Triumph of Cuban revolution: a ray of hope for The Gambia


When the Cuban revolutionaries seized power on the fateful day of  1 January, 1959, the political leaders of the United States were at first ambivalent towards the Castro leadership but following the nationalisation of foreign capital and major land reforms for the majority of the population, there was immense opposition to the Cuban revolution. The US government then started political, psychological, economic and military warfare against Cuba and was set on removing the leader – Fidel Castro.

As written in the book, ‘The Brothers’ by Stephen Kinzer, on March 17, 1960 less than four months after the revolutionaries had come to power, the director of the Central Intelligence Agency (CIA) Allen Dulles presented ‘A Program of Covert Action Against The Castro Regime’ to the US National Security Council. ‘It proposed a multi-stage operation to bring about the replacement of the Castro regime with one more devoted to the interests of the Cuban people and more acceptable to the US, in such a manner as to avoid any appearance of US intervention…. The CIA would build a covert network inside Cuba, saturate the island with anti-Castro propaganda, infiltrate small teams of guerilla fighters, use them to set off domestic uprising, and provide a ‘responsible, appealing, and unified’ new regime.’

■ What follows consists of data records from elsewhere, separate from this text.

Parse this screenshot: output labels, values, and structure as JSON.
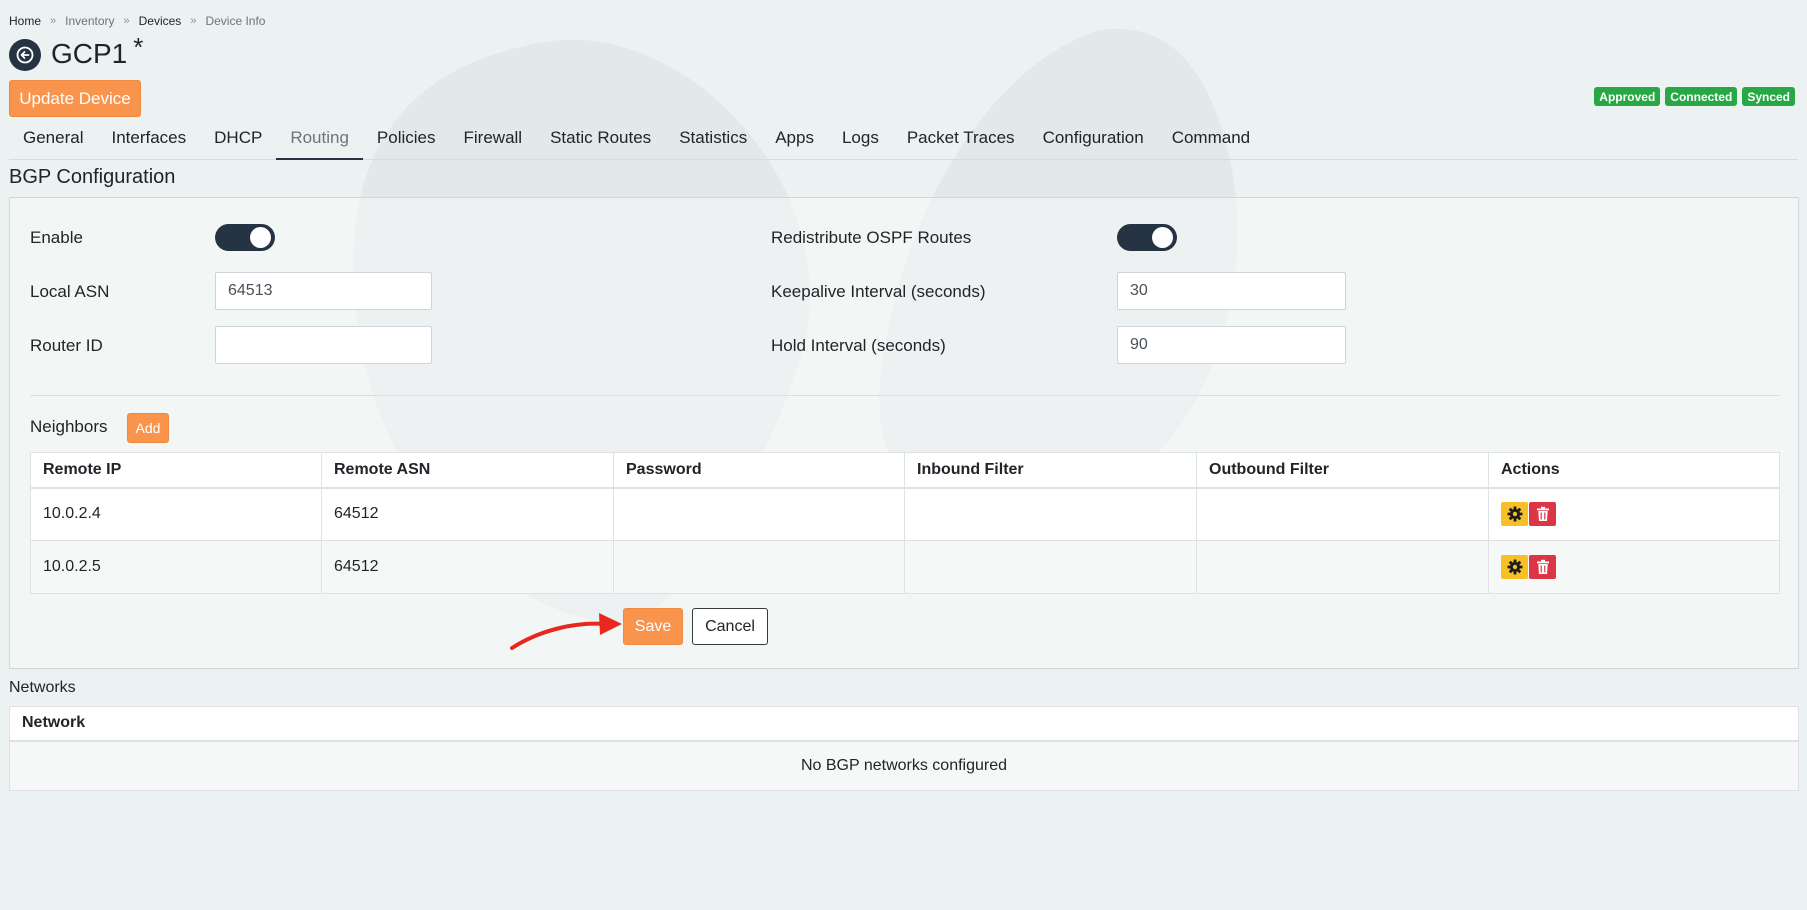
{
  "breadcrumb": [
    "Home",
    "Inventory",
    "Devices",
    "Device Info"
  ],
  "breadcrumb_separator": "»",
  "title": "GCP1",
  "title_suffix": "*",
  "update_button": "Update Device",
  "badges": [
    "Approved",
    "Connected",
    "Synced"
  ],
  "tabs": [
    "General",
    "Interfaces",
    "DHCP",
    "Routing",
    "Policies",
    "Firewall",
    "Static Routes",
    "Statistics",
    "Apps",
    "Logs",
    "Packet Traces",
    "Configuration",
    "Command"
  ],
  "active_tab": "Routing",
  "section_title": "BGP Configuration",
  "form": {
    "enable_label": "Enable",
    "enable_on": true,
    "local_asn_label": "Local ASN",
    "local_asn_value": "64513",
    "router_id_label": "Router ID",
    "router_id_value": "",
    "redistribute_label": "Redistribute OSPF Routes",
    "redistribute_on": true,
    "keepalive_label": "Keepalive Interval (seconds)",
    "keepalive_value": "30",
    "hold_label": "Hold Interval (seconds)",
    "hold_value": "90"
  },
  "neighbors": {
    "label": "Neighbors",
    "add_button": "Add",
    "columns": [
      "Remote IP",
      "Remote ASN",
      "Password",
      "Inbound Filter",
      "Outbound Filter",
      "Actions"
    ],
    "rows": [
      {
        "remote_ip": "10.0.2.4",
        "remote_asn": "64512",
        "password": "",
        "inbound": "",
        "outbound": ""
      },
      {
        "remote_ip": "10.0.2.5",
        "remote_asn": "64512",
        "password": "",
        "inbound": "",
        "outbound": ""
      }
    ]
  },
  "save_button": "Save",
  "cancel_button": "Cancel",
  "networks": {
    "label": "Networks",
    "column": "Network",
    "empty_text": "No BGP networks configured"
  },
  "colors": {
    "accent": "#f9944d",
    "dark": "#253342",
    "badge": "#28a745",
    "edit": "#f6c026",
    "delete": "#dc3545",
    "arrow": "#e8281e"
  }
}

This attempt to remove the Cuban leadership went through many different phases and there was confidence that the super power 90 miles north of Cuba could foil this revolution. This confidence came from their successes in removing other governments who they claimed were communists. In 1953, the United States government in alliance with oil conglomeratess had removed Dr Mohammad Mossadegh as prime minister of Iran. He had been an incorruptible leader who wanted to use the oil resources to transform the country to uplift the standard of living of the people. The next year in 1954, the CIA staged a revolt against President Jacobo Arbenz of Guatemala. His crime was that he wanted to push the large landowners to sell the uncultivated parts of their holdings to the government for distribution to destitute peasant families. This same United States government had in January 1961 allied with the Belgian colonialists to kill the prime minister of the Congo, Patrice Lumumba, who wanted self-determination for his country. It was this spirit of intervention that guided the US policies toward Cuba for 55 years.

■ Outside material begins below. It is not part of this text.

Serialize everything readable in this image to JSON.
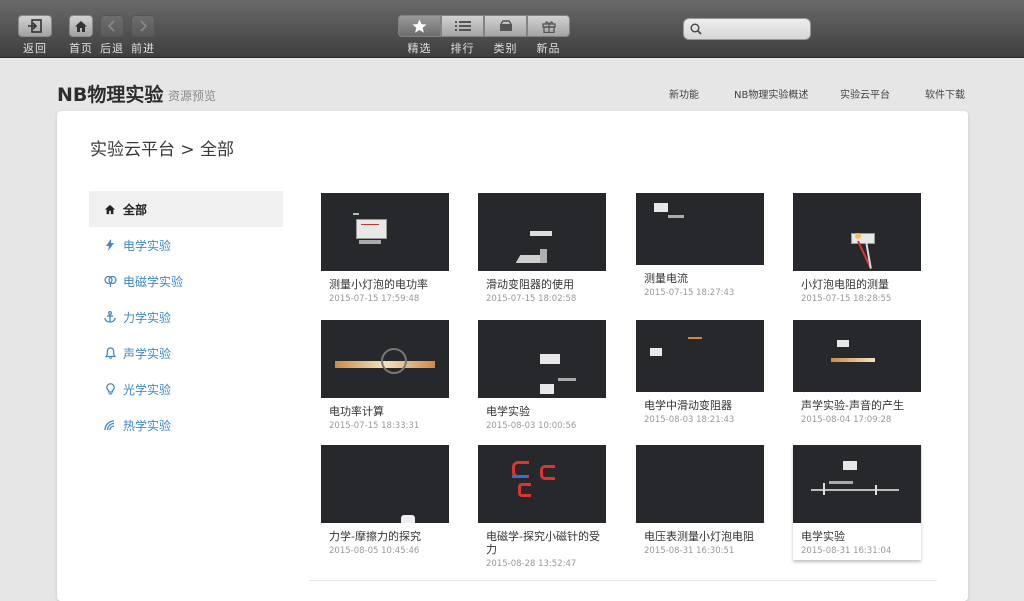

Significantly, on Wednesday 17 December 2014, President Barack Obama announced his intention to normalise diplomatic relations between the United States and Cuba. In summary what I am trying to get across is that the recent counter-revolutionary efforts made in The Gambia will fail in the end because our president will be supported by Allah in his bid to protect our resources. The recent anti-terrorism protests staged by Gambians indicate without a doubt that President Jammeh has our full support. Long live The Gambia, long live the revolution.


Lamin Kanyi,




Vision 2016 must not take back-seat


Dear editor,


I was immensely happy with news that The Gambia has been named by the  Food and Agriculture Organisation  as one of the countries that has made rapid progress towards meeting Millennium Development Goals on food self-sufficiency. However, recent developments in respect to the terrorist attack on State House have knocked Vision 2016 off the news headlines. The Gambia cannot achieve true independence as a nation until and unless we  are able to feed ourselves without having to rely on the importation of food. Therefore, despite the challenges facing the nation we must all do our best by contributing our modest mound to this collective national endeavour. This is not just about the president alone but all of us as a nation. It is high time we stopped the eye service.


Mariama Joof,

Brikama Gidda